Web page and app entries

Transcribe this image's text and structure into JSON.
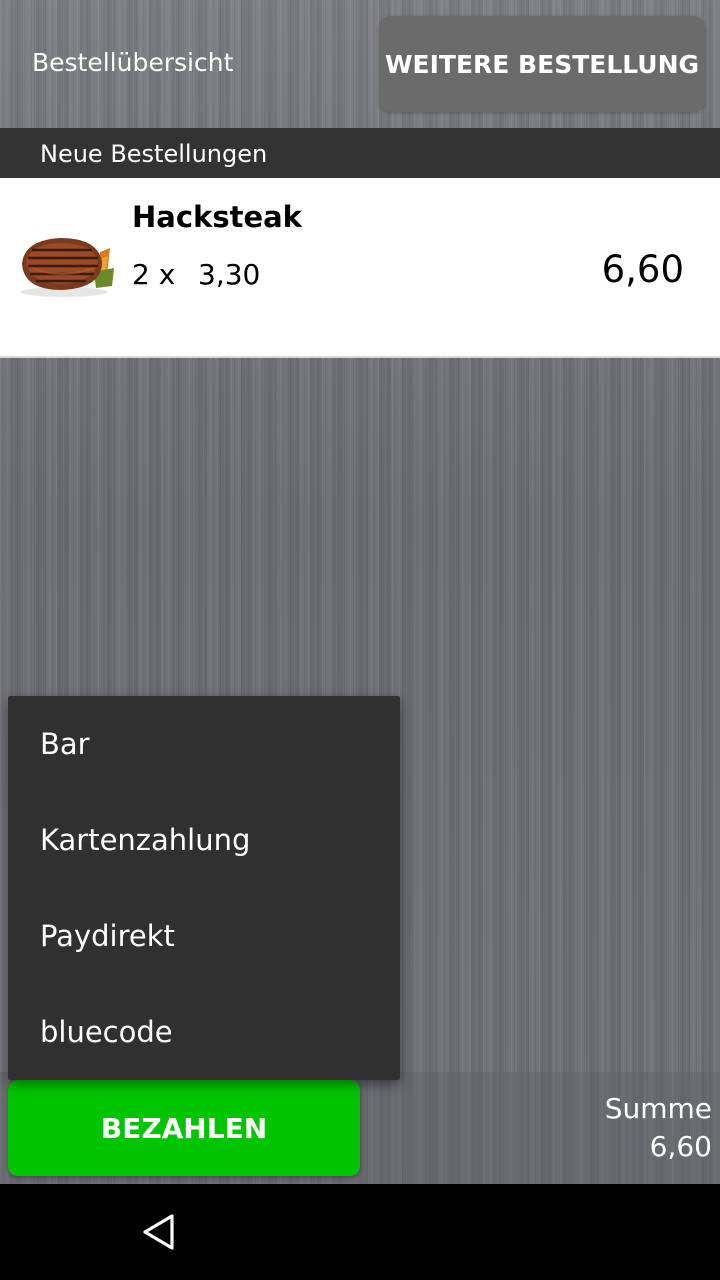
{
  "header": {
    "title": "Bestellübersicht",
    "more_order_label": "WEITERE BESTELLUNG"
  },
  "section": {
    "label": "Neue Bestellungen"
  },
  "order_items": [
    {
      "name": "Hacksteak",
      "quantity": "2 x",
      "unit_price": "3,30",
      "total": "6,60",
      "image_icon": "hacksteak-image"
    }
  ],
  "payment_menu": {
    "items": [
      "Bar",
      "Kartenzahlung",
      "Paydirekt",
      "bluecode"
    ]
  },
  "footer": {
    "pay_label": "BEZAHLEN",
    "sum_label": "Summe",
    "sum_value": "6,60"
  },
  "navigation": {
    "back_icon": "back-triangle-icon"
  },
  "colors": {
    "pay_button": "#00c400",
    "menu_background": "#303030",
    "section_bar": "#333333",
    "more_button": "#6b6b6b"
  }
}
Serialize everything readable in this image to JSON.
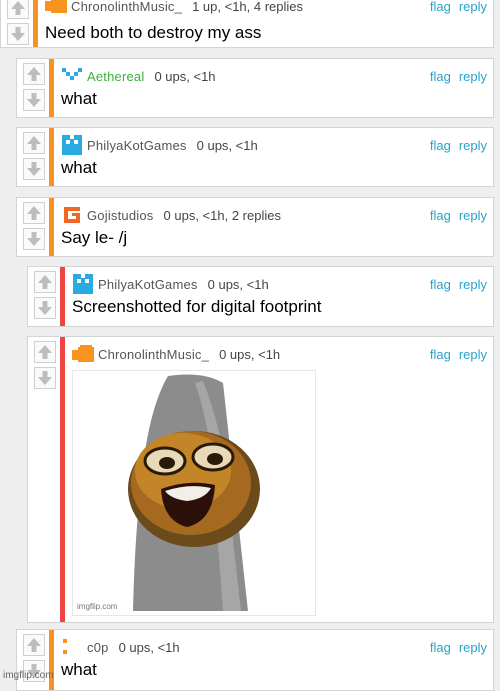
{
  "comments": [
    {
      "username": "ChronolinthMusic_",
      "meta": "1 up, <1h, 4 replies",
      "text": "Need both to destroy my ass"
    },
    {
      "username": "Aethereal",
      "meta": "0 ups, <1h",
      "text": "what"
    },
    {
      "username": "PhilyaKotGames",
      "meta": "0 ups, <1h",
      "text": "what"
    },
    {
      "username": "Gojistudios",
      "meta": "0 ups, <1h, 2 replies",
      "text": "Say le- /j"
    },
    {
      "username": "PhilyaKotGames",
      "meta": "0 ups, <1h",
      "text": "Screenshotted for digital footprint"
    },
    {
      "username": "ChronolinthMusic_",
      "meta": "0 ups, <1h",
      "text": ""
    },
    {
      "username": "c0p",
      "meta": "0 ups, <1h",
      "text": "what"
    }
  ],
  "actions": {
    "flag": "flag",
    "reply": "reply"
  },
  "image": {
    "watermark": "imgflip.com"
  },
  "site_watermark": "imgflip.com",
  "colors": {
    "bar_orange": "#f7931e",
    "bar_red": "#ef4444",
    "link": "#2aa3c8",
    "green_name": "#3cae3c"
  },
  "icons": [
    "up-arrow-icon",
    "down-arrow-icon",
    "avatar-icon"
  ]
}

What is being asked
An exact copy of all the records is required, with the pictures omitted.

Response for this exercise
Transcribe this image's text and structure into JSON.
{
  "header": {
    "title": "Bestellübersicht",
    "more_order_label": "WEITERE BESTELLUNG"
  },
  "section": {
    "label": "Neue Bestellungen"
  },
  "order_items": [
    {
      "name": "Hacksteak",
      "quantity": "2 x",
      "unit_price": "3,30",
      "total": "6,60",
      "image_icon": "hacksteak-image"
    }
  ],
  "payment_menu": {
    "items": [
      "Bar",
      "Kartenzahlung",
      "Paydirekt",
      "bluecode"
    ]
  },
  "footer": {
    "pay_label": "BEZAHLEN",
    "sum_label": "Summe",
    "sum_value": "6,60"
  },
  "navigation": {
    "back_icon": "back-triangle-icon"
  },
  "colors": {
    "pay_button": "#00c400",
    "menu_background": "#303030",
    "section_bar": "#333333",
    "more_button": "#6b6b6b"
  }
}
Serialize everything readable in this image to JSON.
{
  "comments": [
    {
      "username": "ChronolinthMusic_",
      "meta": "1 up, <1h, 4 replies",
      "text": "Need both to destroy my ass"
    },
    {
      "username": "Aethereal",
      "meta": "0 ups, <1h",
      "text": "what"
    },
    {
      "username": "PhilyaKotGames",
      "meta": "0 ups, <1h",
      "text": "what"
    },
    {
      "username": "Gojistudios",
      "meta": "0 ups, <1h, 2 replies",
      "text": "Say le- /j"
    },
    {
      "username": "PhilyaKotGames",
      "meta": "0 ups, <1h",
      "text": "Screenshotted for digital footprint"
    },
    {
      "username": "ChronolinthMusic_",
      "meta": "0 ups, <1h",
      "text": ""
    },
    {
      "username": "c0p",
      "meta": "0 ups, <1h",
      "text": "what"
    }
  ],
  "actions": {
    "flag": "flag",
    "reply": "reply"
  },
  "image": {
    "watermark": "imgflip.com"
  },
  "site_watermark": "imgflip.com",
  "colors": {
    "bar_orange": "#f7931e",
    "bar_red": "#ef4444",
    "link": "#2aa3c8",
    "green_name": "#3cae3c"
  },
  "icons": [
    "up-arrow-icon",
    "down-arrow-icon",
    "avatar-icon"
  ]
}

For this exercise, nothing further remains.